This story reminds me of something that happened to one of my friends when we were in college. She was a single teen mother of a toddler so she had to both worked and attended school full time. Needless to say she had her hands full and was always really tired. She had gotten off from work early one morning and withdrew her savings to pay for the following semester's tuition (that she was planning to pay later that day). She was so tired that she dozed off (accidentally) while watching her son, who was teething at the time. When she awoke she discovered that he had chewed up all of her money.

Roger
January 07, 2013 at 11:55 pm

So, maybe a locked safe then? At least the only person with access to steal the money is the kid. Put your money in the bank and you've got the world of hackers and cyber thieves to contend with. Sure, I keep my meager sums in a bank. Much more convenient. But if I cared that much about keeping my money safe from robbers, 2" of lead walls and a Smith and Wesson is all I need.

Dorothy Zeisneiss
January 07, 2013 at 11:25 pm

The father had to be devastated. That was a huge loss for the family.
It's not at all funny. As for his son, obviously there are issues
that he has and who are we to comment when we aren't familiar with
the persons involved? I do hope that punishment wasn't too tough on
the boy as well.

1972 Maverick
January 07, 2013 at 10:57 pm

It"s sad that so many think this is funny. Of course the parents were foolish for putting the money where they did, but then too none of us here in the USA know what it's like to live in the Ukraine. Most teen-age / young adults in America have cell phone accounts that cost what this family lost ! I truly hope that our economy turns around here in the US,otherwise there's alot of young adults that aren't going to be able to live without all the luxuries they have become accustomed to.
Sure, laugh at the plight of this family, but could you imagine losing your savings that you were hoping to use to go on vacation with ? Probably not.

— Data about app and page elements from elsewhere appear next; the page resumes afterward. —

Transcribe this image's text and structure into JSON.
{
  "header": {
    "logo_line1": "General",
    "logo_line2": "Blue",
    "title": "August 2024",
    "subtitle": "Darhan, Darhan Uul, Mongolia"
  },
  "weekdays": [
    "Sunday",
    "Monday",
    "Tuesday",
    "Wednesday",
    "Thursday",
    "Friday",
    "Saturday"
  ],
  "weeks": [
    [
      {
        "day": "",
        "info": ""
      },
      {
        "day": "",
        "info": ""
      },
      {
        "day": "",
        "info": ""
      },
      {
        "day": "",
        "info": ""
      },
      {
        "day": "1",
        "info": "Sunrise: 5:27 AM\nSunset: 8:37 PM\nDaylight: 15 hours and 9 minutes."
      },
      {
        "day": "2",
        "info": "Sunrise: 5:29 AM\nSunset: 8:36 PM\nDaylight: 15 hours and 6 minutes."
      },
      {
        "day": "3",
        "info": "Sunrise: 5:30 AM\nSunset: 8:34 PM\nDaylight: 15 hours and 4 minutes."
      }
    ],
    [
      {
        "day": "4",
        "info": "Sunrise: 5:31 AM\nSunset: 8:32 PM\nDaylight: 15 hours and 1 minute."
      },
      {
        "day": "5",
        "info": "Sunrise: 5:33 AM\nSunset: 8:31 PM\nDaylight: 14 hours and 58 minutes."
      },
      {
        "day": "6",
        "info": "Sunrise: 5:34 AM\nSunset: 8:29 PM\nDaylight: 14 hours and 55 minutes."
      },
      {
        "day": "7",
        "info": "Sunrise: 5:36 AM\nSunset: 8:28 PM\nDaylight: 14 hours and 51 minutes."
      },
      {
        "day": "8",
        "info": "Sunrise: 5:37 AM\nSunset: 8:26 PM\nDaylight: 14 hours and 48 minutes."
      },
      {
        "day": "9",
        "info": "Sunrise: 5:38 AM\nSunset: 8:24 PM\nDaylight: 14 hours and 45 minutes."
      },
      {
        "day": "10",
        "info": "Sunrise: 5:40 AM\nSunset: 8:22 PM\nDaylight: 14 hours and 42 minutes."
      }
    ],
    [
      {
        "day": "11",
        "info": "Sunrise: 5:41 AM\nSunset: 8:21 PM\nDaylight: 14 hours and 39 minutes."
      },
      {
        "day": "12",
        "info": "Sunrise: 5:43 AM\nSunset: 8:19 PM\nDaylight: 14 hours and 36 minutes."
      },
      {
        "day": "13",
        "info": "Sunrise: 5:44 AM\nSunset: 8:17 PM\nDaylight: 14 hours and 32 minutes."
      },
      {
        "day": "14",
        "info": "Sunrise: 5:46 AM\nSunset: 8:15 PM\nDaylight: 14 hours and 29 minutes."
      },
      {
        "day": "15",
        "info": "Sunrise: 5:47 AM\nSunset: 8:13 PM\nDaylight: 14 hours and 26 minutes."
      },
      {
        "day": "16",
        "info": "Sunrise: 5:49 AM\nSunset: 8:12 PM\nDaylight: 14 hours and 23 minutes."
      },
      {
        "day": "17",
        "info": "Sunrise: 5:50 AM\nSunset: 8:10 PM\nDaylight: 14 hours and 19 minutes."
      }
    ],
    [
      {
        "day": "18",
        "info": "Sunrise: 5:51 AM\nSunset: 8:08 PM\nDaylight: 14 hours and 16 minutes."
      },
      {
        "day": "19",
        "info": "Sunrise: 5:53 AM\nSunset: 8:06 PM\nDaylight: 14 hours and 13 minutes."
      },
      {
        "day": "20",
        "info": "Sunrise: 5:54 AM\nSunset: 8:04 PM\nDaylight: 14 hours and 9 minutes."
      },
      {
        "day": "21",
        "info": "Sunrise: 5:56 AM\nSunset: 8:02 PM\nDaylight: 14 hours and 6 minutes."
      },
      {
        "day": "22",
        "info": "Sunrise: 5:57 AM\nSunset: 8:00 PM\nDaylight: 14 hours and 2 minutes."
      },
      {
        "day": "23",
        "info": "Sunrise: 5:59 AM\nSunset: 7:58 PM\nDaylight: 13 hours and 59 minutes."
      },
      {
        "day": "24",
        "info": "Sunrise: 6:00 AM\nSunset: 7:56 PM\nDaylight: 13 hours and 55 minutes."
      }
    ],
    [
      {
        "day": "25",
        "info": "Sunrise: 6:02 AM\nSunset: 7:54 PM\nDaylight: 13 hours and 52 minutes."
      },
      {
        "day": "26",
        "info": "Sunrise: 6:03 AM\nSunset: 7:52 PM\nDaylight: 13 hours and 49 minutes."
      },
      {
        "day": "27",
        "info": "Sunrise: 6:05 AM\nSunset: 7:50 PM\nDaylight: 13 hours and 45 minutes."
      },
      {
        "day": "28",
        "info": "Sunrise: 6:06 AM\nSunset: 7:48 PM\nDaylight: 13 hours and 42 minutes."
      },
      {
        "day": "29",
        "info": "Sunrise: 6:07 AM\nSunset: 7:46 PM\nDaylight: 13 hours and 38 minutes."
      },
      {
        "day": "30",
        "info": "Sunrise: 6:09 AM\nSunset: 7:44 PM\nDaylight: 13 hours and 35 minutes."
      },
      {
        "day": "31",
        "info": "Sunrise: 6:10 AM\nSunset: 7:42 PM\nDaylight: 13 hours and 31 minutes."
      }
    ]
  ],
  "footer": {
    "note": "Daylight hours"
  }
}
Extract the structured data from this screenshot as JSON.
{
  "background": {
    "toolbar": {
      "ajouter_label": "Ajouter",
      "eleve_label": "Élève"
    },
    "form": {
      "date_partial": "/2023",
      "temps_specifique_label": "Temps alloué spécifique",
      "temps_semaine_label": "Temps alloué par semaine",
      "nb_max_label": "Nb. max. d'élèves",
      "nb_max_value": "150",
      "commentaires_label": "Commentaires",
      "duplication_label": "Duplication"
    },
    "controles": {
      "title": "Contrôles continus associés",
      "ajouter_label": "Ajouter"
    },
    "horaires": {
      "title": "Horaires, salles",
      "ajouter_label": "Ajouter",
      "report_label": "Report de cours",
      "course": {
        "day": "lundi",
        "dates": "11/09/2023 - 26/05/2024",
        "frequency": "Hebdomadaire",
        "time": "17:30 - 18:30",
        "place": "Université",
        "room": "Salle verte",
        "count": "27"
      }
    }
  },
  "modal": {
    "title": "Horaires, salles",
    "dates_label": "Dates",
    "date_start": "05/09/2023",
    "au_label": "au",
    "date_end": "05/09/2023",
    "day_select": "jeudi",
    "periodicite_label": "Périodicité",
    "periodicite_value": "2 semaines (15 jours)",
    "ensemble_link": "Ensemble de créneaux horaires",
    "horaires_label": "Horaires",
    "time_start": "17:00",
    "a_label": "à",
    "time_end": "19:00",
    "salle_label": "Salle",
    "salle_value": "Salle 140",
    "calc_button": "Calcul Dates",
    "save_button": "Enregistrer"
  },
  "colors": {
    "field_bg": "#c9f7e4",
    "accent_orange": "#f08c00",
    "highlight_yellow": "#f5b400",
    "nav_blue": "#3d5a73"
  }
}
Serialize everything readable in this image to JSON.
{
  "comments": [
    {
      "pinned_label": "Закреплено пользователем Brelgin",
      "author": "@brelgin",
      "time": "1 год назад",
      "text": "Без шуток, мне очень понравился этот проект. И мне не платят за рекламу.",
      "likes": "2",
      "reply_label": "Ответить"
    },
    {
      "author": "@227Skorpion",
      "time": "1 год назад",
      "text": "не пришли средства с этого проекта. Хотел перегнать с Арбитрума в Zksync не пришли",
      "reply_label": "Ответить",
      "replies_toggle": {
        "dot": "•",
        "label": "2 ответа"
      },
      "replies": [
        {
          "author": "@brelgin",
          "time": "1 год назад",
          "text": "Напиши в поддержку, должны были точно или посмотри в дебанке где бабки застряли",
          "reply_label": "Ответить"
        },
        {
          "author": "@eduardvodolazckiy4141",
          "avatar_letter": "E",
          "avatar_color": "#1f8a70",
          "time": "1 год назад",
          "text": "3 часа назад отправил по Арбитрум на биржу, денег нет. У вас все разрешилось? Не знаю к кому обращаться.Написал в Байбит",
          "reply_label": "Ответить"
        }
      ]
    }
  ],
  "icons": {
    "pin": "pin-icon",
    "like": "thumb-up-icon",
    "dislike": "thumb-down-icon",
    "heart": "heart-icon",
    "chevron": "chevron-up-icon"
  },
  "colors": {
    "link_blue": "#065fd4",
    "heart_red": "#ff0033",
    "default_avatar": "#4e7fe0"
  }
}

GeordieKin
January 07, 2013 at 9:44 pm

Wow...and to think I was punished for taking $1 for candy when I was little. Seriously though I'm sure the parents were both angry and saddened at the money being gone, hopefully the repercutions weren't to bad for the boy.

FWard
January 07, 2013 at 8:15 pm

Way to think big kid… Enjoy the diabetes.

adarc
January 07, 2013 at 6:50 pm

Of course Ukrainian banks are necessarilly insured the way American banks are either...

chris
January 07, 2013 at 5:30 pm

imagine if he ends up with a dozen or more cavities and has to pay a ridiculous amount at the dentist to get it fixed o_O

420 stoner all day
January 07, 2013 at 12:39 pm

Man give the kid a break he was hungry with the munchies and wanted some food. big fing deal.

Claes Bell
January 07, 2013 at 11:59 am

Fixed... thanks!